Should Conduct Disorder Be Subtyped for Less Severe Cases?

Conduct disorder (CD) is usually diagnosed in childhood and requires that an individual exhibit at least three of 15 specific symptoms for a period of a year. CD manifests through social violations that can lead to further difficulties. Children with CD are much more likely to develop problems with substance misuse, employment, relationship stability, and psychological issues than children without CD. The symptoms that exist in CD do not always co-occur, and very often, children and young adults exhibit symptoms independently of each other but still suffer with significant emotional, social, and academic difficulties as a result.

Because the current diagnostic criteria affect the course of treatment designed for individuals with CD, it is imperative that accurate criteria be used when identifying those at risk for this psychiatric challenge. Some mental health experts believe that some children who do not meet the clinical threshold for CD could still benefit from treatment, thus necessitating the creation of CD subtypes. To determine if there is enough evidence to warrant a change to the current diagnostic threshold as outlined in the DSM-IV, Joshua Breslau, PhD, of the RAND Corporation in Pennsylvania collaborated with his colleagues from the University of California, Davis, in Sacramento on a recent study.

The team examined data from a larger longitudinal study and analyzed the frequency, severity, and onset age of symptoms in adults ranging between 18 and 44 years old. They also evaluated the level of parental mental health, life stressors, and psychiatric condition of the participants. Breslau found three clear classifications of symptoms, including low level, intermediate, and severe. The largest percentage of the participants fell into the intermediate class, which put them at risk for antisocial tendencies and anxiety and mood issues. The majority of the cases that fit into one of these classes also met current clinical diagnostic criteria for CD. Breslau said, “Consistent identification of subtypes among people with relatively low levels of symptoms suggests the potential value of further delineating subtypes of CD.” However, he does not feel that these findings warrant changes to the existing diagnostic model at this time.

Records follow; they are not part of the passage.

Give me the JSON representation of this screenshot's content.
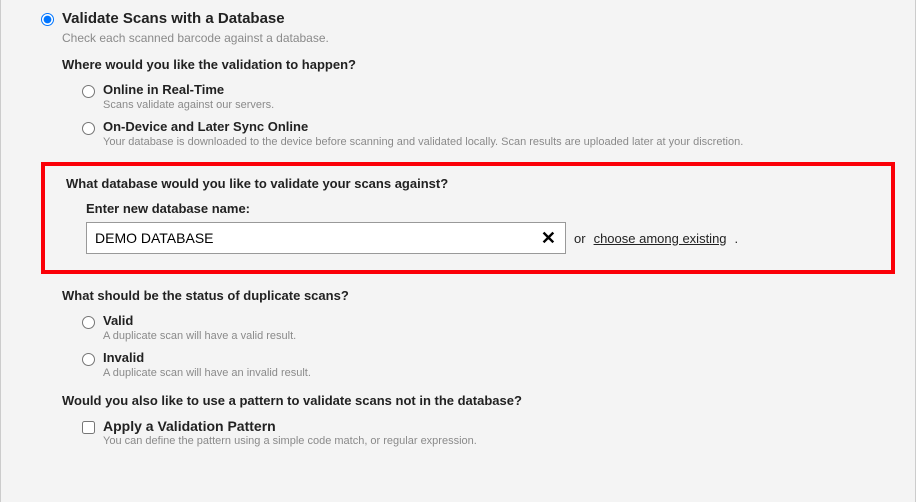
{
  "main_option": {
    "title": "Validate Scans with a Database",
    "desc": "Check each scanned barcode against a database."
  },
  "validation_location": {
    "question": "Where would you like the validation to happen?",
    "options": [
      {
        "title": "Online in Real-Time",
        "desc": "Scans validate against our servers."
      },
      {
        "title": "On-Device and Later Sync Online",
        "desc": "Your database is downloaded to the device before scanning and validated locally. Scan results are uploaded later at your discretion."
      }
    ]
  },
  "database_choice": {
    "question": "What database would you like to validate your scans against?",
    "label": "Enter new database name:",
    "input_value": "DEMO DATABASE",
    "or": "or",
    "link": "choose among existing",
    "period": "."
  },
  "duplicate_status": {
    "question": "What should be the status of duplicate scans?",
    "options": [
      {
        "title": "Valid",
        "desc": "A duplicate scan will have a valid result."
      },
      {
        "title": "Invalid",
        "desc": "A duplicate scan will have an invalid result."
      }
    ]
  },
  "pattern": {
    "question": "Would you also like to use a pattern to validate scans not in the database?",
    "title": "Apply a Validation Pattern",
    "desc": "You can define the pattern using a simple code match, or regular expression."
  }
}
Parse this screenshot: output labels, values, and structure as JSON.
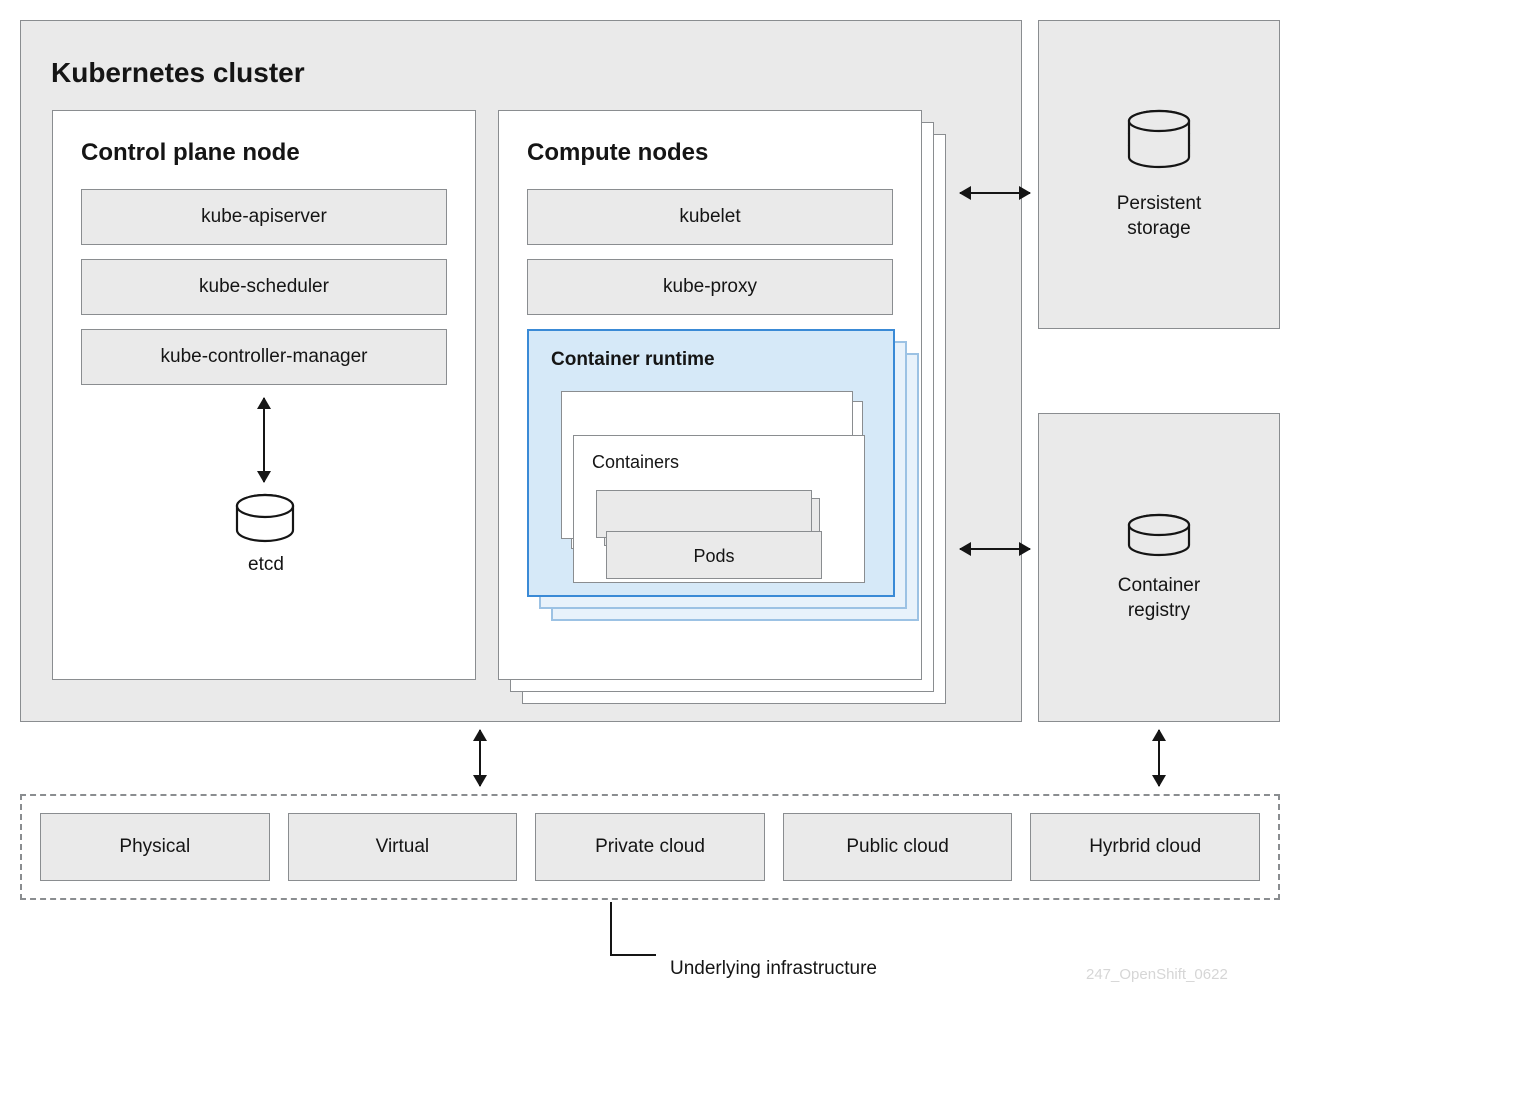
{
  "cluster": {
    "title": "Kubernetes cluster",
    "control_plane": {
      "title": "Control plane node",
      "components": [
        "kube-apiserver",
        "kube-scheduler",
        "kube-controller-manager"
      ],
      "etcd_label": "etcd"
    },
    "compute": {
      "title": "Compute nodes",
      "components": [
        "kubelet",
        "kube-proxy"
      ],
      "runtime": {
        "title": "Container runtime",
        "containers_label": "Containers",
        "pods_label": "Pods"
      }
    }
  },
  "storage": {
    "label": "Persistent\nstorage"
  },
  "registry": {
    "label": "Container\nregistry"
  },
  "infra": {
    "items": [
      "Physical",
      "Virtual",
      "Private cloud",
      "Public cloud",
      "Hyrbrid cloud"
    ],
    "caption": "Underlying infrastructure"
  },
  "watermark": "247_OpenShift_0622"
}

Breslau, J., Saito, N., Tancredi, D. J., Nock, M., Gilman, S. E. (2012). Classes of conduct disorder symptoms and their life course correlates in a US national sample. Psychological Medicine, 42.5, 1081-1089.

© Copyright 2012 All rights reserved.

The preceding article was solely written by the author named above. Any views and opinions expressed are not necessarily shared by Questions or concerns about the preceding article can be directed to the author or posted as a comment below.

  • Leave a Comment
  • Vanessa


    May 7th, 2012 at 4:27 PM

    I have such a problem with some of this because htis is my thought: if you have had enough training to be a therapist you should be able to look and talk with a child to know if he or she has a conduct disorder. It should not take all kinds of specific criteria and subtypes and all that to make a fair and accurate diagnosis. I know that there are certain things that you will look for, but for the most part, if you have had the training and the time with the child, I don’t think that it is going to take all of this sort of specificity for you to know that there is something going on that needs treatment. I understand that for insurance and billing and stuff like that it could be important to have things coded in a way where the patient can get the most benefit from his coverage, but other than that I think that working beyond this is something that any well trained therapist will have the ability to do.

  • monique


    May 8th, 2012 at 4:10 AM

    There are always going to be little subtypes of this and small groups of that. We know that. If it doesn’t warrant any changes, then why even bother with it? Move on.

  • JannaPeterson


    May 8th, 2012 at 3:59 PM

    If this is a way for counselors to more effectively treat their patients, then I can’t see why anyone would be against these new sub categories of bahvior disorders. But if it is just going to be about jumping through more hoops and fighting more red tape, then I am not sure that there will be to many providers or patients either who will be overjoyed by that prospect. The last thing that any family trying to get treatment needs is having to do more and more work to get to the same end goal. But if there are specific traits of this one disorder that would be better classified and better treated as a result of new diagnosis tools, then that is only going to work to the patient’s benefit.

  • Ed


    May 9th, 2012 at 7:51 PM

    While making subtypes can help in better and more targeted treatment it could also label non-aafected individuals as affected if I’m reading this right. And such an act can only add numbers and demoralize a lot o people in my opinion.

Leave a Comment

By commenting you acknowledge acceptance of's Terms and Conditions of Use.

* Indicates required field.

GoodTherapy uses cookies to personalize content and ads to provide better services for our users and to analyze our traffic. By continuing to use this site you consent to our cookies.